Date of Degree
Asian American Studies | Indigenous Studies | Literature in English, Anglophone outside British Isles and North America | Literature in English, North America, Ethnic and Cultural Minority
Hawai'i, Asian American, Asian Settler Colonialism, Territory of Hawaii
This project reclaims a history of anti-colonial discourse and collaborations among Asian settlers and Native Hawaiians between 1887-1959 in Territorial Hawai‘i, drawing from archival works, including King David Kalākaua’s poetry, correspondence, and speeches regarding the Hawaiian monarch’s responsibilities toward Asian laborers, Prince Jonah Kūhiō Kalaniana‘ole’s speeches about Hawaiian land rights and Asian farmers, and texts written by local Asian authors of the early 20th century, including Fred Kinzaburō Makino, Takie Okumura, James T. Hamada, Wai Chee Chun, and Noboru Itamura. Through this recovery of texts, I show how the racialization of Native Hawaiians and Asian immigrants by the U.S. territorial government obscured the denial of citizenship, state recognition, and civil rights. By bringing together legal, historic, and poetic texts in which authors confront the legacies of imperialism, this project tracks the development of an anti-colonial community through 1) the translation of language and transculturation of texts, 2) the circulation of mo‘olelo (stories) and histories, and 3) claims on land based on genealogy and labor relations.
Lee, Trevor J., "Between Settlers and Sovereignty: Literary Solidarity and Anti-Colonial Discourse in Territorial Hawai‘i, 1887–1959" (2018). CUNY Academic Works.

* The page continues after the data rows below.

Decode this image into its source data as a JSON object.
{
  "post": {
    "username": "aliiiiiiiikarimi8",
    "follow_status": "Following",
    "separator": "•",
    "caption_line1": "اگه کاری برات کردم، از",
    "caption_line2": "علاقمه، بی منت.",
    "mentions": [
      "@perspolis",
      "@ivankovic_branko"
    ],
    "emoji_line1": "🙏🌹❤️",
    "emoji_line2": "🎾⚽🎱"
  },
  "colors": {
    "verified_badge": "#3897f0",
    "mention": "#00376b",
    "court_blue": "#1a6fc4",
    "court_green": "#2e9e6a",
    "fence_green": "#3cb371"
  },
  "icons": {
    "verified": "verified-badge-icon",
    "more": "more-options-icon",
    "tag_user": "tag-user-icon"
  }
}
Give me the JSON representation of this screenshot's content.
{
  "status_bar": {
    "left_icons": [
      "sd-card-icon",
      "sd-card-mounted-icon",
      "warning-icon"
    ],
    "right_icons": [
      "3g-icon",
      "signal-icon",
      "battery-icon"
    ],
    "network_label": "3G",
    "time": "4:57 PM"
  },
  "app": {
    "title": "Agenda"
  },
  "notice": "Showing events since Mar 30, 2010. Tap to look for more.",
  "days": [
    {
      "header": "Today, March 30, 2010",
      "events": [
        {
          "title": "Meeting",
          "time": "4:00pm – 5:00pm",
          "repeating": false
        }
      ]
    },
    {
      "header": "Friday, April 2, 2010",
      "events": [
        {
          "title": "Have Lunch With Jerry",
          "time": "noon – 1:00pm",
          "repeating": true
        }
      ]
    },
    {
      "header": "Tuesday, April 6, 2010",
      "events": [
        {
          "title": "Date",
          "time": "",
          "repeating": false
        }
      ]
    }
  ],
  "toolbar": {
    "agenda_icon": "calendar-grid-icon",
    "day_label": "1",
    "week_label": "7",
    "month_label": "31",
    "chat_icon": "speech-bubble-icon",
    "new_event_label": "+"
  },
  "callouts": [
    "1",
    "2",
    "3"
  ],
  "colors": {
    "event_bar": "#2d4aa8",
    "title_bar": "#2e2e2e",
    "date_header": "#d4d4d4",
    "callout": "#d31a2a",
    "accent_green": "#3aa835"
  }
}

Asian American Studies Commons, Indigenous Studies Commons, Literature in English, Anglophone outside British Isles and North America Commons, Literature in English, North America, Ethnic and Cultural Minority Commons